■ EXERCISE
Search the listing below for the string "東京中日スポーツ" and copy every line where it occurs.

■ THE RECORDS

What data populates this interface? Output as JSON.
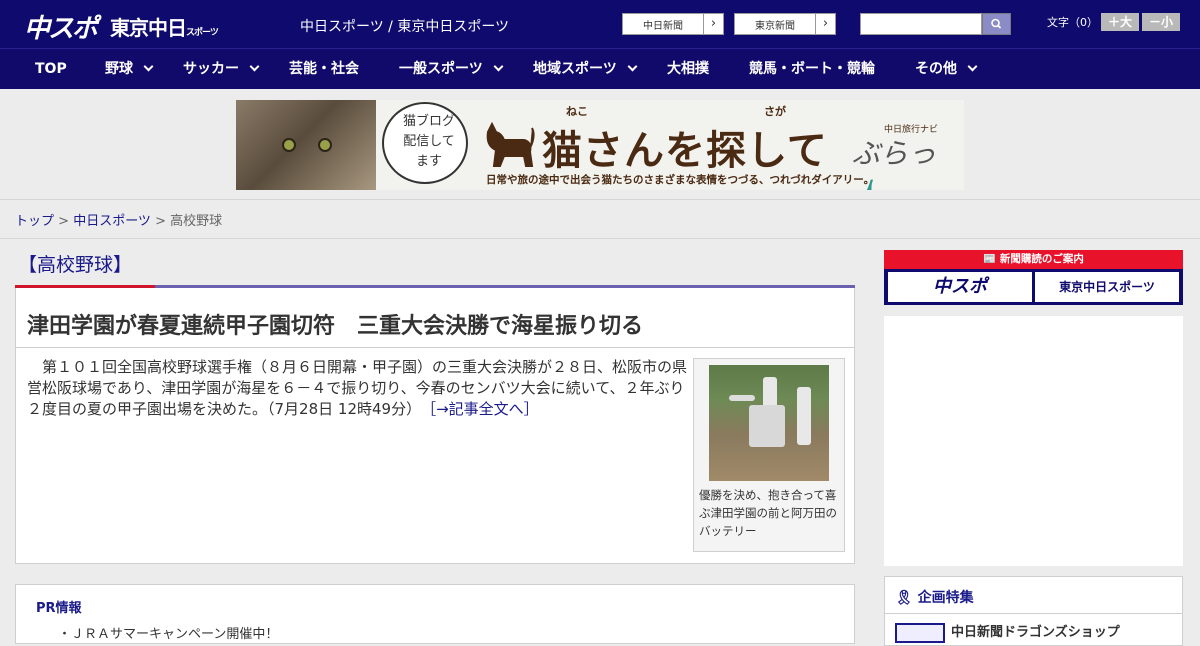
{
  "header": {
    "logo_chunichi": "中スポ",
    "logo_tokyo": "東京中日",
    "logo_tokyo_small": "スポーツ",
    "site_title": "中日スポーツ / 東京中日スポーツ",
    "paper_links": [
      {
        "label": "中日新聞"
      },
      {
        "label": "東京新聞"
      }
    ],
    "search": {
      "value": "",
      "icon": "search-icon"
    },
    "font_size": {
      "label": "文字（0）",
      "increase": "＋大",
      "decrease": "－小"
    }
  },
  "nav": {
    "items": [
      {
        "label": "TOP",
        "dropdown": false
      },
      {
        "label": "野球",
        "dropdown": true
      },
      {
        "label": "サッカー",
        "dropdown": true
      },
      {
        "label": "芸能・社会",
        "dropdown": false
      },
      {
        "label": "一般スポーツ",
        "dropdown": true
      },
      {
        "label": "地域スポーツ",
        "dropdown": true
      },
      {
        "label": "大相撲",
        "dropdown": false
      },
      {
        "label": "競馬・ボート・競輪",
        "dropdown": false
      },
      {
        "label": "その他",
        "dropdown": true
      }
    ]
  },
  "banner": {
    "ruby_neko": "ねこ",
    "ruby_saga": "さが",
    "bubble_text": "猫ブログ配信してます",
    "title": "猫さんを探して",
    "subtitle": "日常や旅の途中で出会う猫たちのさまざまな表情をつづる、つれづれダイアリー。",
    "navi_label": "中日旅行ナビ",
    "brand_a": "ぶらっ",
    "brand_b": "人"
  },
  "breadcrumb": {
    "top": "トップ",
    "sep": " > ",
    "section": "中日スポーツ",
    "current": "高校野球"
  },
  "category": {
    "heading": "【高校野球】"
  },
  "article": {
    "headline": "津田学園が春夏連続甲子園切符　三重大会決勝で海星振り切る",
    "body": "　第１０１回全国高校野球選手権（８月６日開幕・甲子園）の三重大会決勝が２８日、松阪市の県営松阪球場であり、津田学園が海星を６－４で振り切り、今春のセンバツ大会に続いて、２年ぶり２度目の夏の甲子園出場を決めた。（7月28日 12時49分）",
    "more_link": "［→記事全文へ］",
    "caption": "優勝を決め、抱き合って喜ぶ津田学園の前と阿万田のバッテリー"
  },
  "pr": {
    "title": "PR情報",
    "item": "・ＪＲＡサマーキャンペーン開催中！"
  },
  "sidebar": {
    "subscription_head": "新聞購読のご案内",
    "subscription_buttons": [
      "中スポ",
      "東京中日スポーツ"
    ],
    "feature_title": "企画特集",
    "feature_item": "中日新聞ドラゴンズショップ"
  },
  "colors": {
    "header_bg": "#0f0a6e",
    "accent_red": "#d0162c",
    "link": "#1a1a8a"
  }
}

■ RESPONSE TO THE EXERCISE
    "site_title": "中日スポーツ / 東京中日スポーツ",
      "東京中日スポーツ"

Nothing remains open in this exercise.